"#+end_" variant "\n"))
(unless (use-region-p)
(forward-line -2)))

The simpler conditional is at lines 11-12: (use-region-p) returns true if there is a region selected, and if there isn’t, it moves the cursor up two lines.

The one in lines 3-10 is more complicated.

In lines 3-7, we’re using a let statement to set cited-string initially to \n, which is what it should be if there’s no selection, and then we’re checking to see if there is a selected region: if there is, we’re resetting cited-string to the value of the selected region with the old formatting code stripped out, and then we’re deleting the selected region.

At the beginning of line 8, then, we’ve deleted the selected region if there was one, and until the end of the body of the let at the end of line 10, cited-string contains either a return character (if there was no selection) or the reformatted contents of the selected region (if there was a selection). Because of that, we can insert it between the tags either way.

As part of this, we also modified the my/fix-old-formatting method from one that dealt with the selected region in place to one which took a string and returned a modified string. All the selected region manipulation now takes place in the my/begin-end function.

Re-run the tests: they still pass. Excellent. Commit.

At this point, the refactoring is done, but it is now trivially easy to add new tests and implementations and key-bindings for #+begin_example / #+end_example and #+begin_src emacs-lisp / #+end_src.

The test for #+begin_src emacs-lisp breaks because for _src, the beginning tag and the end tag are different. The simplest way to get this passing is to pass in two arguments to my/begin-end, which for all but src will be identical, like so:

(defun my/begin-end-example ()
(my/begin-end "example" "example"))

(defun my/begin-end-src-emacs-lisp ()
(my/begin-end "src emacs-lisp" "src"))

(defun my/begin-end (begin-tag end-tag)

(insert "#+begin_" begin-tag "\n"
"#+end_" end-tag "\n"))

At this point, the code does everything we need, the tests pass, and we drove out the new functionality we needed with tests. We’re done. Final commit.

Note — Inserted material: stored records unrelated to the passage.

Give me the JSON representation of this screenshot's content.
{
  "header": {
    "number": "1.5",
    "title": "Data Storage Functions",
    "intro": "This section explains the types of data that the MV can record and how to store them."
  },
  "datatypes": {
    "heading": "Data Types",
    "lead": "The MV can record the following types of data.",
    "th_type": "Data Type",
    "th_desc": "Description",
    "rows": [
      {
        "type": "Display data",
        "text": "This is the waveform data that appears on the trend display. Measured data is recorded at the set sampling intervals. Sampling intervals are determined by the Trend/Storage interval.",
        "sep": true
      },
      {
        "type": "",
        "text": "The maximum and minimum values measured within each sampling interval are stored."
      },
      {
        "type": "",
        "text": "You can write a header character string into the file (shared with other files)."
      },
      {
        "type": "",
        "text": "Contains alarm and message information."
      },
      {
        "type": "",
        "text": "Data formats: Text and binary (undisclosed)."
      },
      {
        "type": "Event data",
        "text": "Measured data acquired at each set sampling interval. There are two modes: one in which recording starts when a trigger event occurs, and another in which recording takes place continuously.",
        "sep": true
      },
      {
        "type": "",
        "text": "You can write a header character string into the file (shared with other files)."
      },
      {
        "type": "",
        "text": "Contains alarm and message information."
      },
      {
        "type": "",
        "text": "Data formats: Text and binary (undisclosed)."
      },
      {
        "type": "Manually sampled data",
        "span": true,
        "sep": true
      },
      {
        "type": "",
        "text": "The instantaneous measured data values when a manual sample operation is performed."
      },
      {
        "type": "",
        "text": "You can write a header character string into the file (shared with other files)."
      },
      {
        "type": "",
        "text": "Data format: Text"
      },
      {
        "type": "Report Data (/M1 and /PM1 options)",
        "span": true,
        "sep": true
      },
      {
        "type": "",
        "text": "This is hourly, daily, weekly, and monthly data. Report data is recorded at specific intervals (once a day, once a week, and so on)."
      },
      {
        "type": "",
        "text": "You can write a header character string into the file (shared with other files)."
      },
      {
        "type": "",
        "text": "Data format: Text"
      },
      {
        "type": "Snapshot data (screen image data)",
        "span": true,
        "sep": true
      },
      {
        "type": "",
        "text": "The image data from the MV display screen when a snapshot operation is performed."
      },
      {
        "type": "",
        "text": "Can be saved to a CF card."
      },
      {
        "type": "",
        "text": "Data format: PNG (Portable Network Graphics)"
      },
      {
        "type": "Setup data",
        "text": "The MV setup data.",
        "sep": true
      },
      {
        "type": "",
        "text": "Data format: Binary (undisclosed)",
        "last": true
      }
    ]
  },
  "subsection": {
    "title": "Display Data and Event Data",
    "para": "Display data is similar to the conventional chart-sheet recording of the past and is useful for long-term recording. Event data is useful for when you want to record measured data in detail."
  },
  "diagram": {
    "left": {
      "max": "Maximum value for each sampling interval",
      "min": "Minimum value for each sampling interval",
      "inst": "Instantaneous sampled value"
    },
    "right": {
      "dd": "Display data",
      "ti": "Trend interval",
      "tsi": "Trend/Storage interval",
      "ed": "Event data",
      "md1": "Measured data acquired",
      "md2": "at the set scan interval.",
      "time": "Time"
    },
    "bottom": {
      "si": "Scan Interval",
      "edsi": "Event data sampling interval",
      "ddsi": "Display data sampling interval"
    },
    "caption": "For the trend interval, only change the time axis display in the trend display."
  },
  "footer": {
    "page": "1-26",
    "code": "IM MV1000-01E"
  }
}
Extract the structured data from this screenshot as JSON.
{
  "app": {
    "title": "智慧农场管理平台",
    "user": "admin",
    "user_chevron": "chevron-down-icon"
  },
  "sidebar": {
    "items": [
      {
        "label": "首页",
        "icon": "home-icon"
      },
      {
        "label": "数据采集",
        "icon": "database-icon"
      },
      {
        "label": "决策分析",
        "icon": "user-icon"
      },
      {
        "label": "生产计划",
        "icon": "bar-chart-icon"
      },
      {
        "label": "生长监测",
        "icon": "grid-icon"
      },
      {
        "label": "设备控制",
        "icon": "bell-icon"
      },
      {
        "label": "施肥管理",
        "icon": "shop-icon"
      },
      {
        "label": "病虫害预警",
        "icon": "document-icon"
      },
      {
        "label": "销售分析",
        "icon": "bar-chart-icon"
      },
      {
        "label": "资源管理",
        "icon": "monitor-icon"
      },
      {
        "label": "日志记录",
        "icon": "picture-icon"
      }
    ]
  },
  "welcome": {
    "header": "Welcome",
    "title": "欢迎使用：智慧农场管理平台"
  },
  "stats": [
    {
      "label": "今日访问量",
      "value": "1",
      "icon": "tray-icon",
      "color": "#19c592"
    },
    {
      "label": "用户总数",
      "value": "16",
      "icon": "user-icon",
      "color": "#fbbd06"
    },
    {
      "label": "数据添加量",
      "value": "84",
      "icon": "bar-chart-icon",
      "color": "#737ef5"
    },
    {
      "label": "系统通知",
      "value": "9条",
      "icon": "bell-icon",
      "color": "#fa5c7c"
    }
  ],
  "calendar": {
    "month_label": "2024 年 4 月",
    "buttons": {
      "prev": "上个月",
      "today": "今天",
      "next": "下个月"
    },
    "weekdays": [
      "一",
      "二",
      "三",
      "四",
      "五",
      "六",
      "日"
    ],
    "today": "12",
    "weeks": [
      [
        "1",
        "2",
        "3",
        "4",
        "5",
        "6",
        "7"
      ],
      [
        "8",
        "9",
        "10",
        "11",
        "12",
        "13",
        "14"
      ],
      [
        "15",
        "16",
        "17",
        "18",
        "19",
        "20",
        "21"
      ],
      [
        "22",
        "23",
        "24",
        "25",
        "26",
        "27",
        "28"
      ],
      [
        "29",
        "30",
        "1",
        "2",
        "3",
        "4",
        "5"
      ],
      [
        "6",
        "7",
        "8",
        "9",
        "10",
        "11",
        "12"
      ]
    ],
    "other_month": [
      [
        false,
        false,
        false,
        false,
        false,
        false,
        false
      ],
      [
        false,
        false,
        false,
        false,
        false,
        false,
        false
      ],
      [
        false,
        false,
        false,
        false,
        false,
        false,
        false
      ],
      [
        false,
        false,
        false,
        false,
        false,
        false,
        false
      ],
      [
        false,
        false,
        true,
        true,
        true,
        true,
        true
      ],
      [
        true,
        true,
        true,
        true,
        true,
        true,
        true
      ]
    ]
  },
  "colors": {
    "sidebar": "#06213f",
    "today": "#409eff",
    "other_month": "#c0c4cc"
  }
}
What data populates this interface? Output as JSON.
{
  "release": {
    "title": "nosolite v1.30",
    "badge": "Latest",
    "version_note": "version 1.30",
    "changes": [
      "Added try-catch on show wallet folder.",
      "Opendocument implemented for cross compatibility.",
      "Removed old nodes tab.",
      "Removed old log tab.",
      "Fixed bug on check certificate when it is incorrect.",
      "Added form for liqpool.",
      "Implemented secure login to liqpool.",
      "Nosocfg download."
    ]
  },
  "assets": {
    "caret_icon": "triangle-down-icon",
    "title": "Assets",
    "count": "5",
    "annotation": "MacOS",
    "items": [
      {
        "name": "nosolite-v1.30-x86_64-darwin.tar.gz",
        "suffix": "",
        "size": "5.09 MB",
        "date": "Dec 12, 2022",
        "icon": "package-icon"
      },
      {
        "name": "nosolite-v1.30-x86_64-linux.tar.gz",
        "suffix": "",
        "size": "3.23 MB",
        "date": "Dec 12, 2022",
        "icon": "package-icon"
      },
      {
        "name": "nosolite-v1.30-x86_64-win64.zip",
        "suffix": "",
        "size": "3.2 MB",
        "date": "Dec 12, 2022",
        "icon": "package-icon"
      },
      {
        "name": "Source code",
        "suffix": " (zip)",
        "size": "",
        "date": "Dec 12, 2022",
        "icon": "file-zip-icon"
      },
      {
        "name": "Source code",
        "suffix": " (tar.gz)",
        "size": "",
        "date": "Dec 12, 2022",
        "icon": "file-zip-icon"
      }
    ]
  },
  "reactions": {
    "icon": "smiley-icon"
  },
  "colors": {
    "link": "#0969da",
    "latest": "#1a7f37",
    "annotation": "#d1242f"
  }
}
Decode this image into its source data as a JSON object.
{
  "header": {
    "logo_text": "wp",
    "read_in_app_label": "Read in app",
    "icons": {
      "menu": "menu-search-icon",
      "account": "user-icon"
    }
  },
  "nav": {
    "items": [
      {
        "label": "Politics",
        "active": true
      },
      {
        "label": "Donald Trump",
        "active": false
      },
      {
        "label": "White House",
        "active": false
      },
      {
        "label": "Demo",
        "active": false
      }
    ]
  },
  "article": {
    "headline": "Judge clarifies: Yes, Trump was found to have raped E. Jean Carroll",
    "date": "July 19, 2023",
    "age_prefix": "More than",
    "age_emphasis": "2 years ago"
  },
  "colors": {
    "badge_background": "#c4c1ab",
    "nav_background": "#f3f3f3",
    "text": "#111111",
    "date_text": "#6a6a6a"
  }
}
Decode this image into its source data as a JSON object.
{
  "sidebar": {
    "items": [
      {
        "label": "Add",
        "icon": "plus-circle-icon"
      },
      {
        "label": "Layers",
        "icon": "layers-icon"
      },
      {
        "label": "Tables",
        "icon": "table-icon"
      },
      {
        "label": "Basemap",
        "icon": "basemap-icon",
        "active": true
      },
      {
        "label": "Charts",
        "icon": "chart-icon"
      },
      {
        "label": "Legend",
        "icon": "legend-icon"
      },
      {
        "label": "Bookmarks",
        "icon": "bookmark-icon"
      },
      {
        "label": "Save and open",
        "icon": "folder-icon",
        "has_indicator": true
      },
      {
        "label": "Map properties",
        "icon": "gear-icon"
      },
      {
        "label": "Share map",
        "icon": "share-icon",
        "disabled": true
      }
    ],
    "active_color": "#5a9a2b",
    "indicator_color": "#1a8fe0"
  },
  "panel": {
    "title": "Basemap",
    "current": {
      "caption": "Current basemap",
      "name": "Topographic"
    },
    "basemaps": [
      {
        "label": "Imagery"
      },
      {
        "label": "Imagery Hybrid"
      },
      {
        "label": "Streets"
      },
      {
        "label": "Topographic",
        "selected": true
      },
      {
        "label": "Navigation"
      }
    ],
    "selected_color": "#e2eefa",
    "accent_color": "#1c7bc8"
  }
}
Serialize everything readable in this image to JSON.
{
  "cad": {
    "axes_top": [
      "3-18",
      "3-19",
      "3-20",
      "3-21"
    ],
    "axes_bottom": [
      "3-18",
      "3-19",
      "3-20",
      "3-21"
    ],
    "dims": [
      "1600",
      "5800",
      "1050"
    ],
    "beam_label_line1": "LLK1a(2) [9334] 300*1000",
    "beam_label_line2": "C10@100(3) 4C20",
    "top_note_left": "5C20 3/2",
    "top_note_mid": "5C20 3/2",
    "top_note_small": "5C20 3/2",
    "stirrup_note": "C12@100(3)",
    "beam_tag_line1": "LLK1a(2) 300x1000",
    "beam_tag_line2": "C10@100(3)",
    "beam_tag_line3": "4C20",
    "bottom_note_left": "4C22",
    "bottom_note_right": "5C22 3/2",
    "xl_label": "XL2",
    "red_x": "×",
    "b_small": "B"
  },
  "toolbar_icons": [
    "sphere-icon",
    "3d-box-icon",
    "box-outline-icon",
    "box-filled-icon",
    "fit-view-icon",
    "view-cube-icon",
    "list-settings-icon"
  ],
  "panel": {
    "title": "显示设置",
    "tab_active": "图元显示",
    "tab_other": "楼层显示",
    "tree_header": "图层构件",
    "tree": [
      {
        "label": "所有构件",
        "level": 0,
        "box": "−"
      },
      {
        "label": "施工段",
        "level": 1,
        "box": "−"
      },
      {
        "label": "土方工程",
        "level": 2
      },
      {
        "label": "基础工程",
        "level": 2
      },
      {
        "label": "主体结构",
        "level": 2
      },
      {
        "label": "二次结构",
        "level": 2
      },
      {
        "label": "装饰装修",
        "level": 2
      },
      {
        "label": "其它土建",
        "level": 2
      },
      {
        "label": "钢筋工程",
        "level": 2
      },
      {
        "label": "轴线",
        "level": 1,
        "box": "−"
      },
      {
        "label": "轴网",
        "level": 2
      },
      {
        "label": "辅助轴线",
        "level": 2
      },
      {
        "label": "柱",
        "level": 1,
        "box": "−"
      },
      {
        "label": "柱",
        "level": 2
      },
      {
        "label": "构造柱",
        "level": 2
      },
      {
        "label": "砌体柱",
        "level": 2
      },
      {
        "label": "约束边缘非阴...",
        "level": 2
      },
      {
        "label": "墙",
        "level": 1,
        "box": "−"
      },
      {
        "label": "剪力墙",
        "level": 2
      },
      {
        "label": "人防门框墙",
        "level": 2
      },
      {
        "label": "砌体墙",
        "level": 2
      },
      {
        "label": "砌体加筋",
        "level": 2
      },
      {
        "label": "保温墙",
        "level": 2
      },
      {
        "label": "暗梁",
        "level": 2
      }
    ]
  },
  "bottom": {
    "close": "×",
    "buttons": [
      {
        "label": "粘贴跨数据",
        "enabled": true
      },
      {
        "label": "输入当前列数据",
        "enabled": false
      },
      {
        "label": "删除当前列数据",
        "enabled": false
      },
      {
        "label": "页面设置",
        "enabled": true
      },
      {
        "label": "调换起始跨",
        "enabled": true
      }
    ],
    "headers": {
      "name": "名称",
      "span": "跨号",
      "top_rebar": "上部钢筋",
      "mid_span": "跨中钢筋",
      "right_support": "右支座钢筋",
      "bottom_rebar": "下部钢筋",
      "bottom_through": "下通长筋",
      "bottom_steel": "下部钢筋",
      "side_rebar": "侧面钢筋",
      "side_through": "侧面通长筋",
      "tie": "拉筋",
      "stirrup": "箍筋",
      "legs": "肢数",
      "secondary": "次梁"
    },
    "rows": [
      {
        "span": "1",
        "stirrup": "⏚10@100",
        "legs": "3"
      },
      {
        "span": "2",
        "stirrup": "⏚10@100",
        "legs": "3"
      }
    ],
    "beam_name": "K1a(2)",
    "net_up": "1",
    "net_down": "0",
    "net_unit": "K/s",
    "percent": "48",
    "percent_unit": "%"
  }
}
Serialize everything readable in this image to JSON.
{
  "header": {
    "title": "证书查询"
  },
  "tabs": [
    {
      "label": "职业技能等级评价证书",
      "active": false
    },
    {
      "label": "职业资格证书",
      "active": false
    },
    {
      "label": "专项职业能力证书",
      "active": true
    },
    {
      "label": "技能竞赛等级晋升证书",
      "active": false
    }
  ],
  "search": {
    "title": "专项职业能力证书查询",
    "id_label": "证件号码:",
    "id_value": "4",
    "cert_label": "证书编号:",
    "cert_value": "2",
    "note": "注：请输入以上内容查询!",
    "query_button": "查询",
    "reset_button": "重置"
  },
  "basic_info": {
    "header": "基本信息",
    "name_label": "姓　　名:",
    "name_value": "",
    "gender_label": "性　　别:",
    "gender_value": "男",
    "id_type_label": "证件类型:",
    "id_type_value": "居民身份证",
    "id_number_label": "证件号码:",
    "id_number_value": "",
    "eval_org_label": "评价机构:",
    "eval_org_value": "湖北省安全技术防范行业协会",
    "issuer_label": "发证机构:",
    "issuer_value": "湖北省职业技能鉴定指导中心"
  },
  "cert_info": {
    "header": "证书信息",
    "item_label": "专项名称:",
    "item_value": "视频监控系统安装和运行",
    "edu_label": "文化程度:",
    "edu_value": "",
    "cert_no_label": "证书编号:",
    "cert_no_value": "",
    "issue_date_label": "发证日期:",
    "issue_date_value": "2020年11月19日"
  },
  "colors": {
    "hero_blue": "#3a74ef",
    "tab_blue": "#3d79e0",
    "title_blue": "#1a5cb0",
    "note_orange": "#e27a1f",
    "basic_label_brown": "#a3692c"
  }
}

  • I enjoy reading about the evolution of thoughts/workflows/code. That’s the information we don’t have when we’re just looking at source code, and it can be hard to piece together the thought processes even if we’re going through git commit history. Thanks for sharing this! =)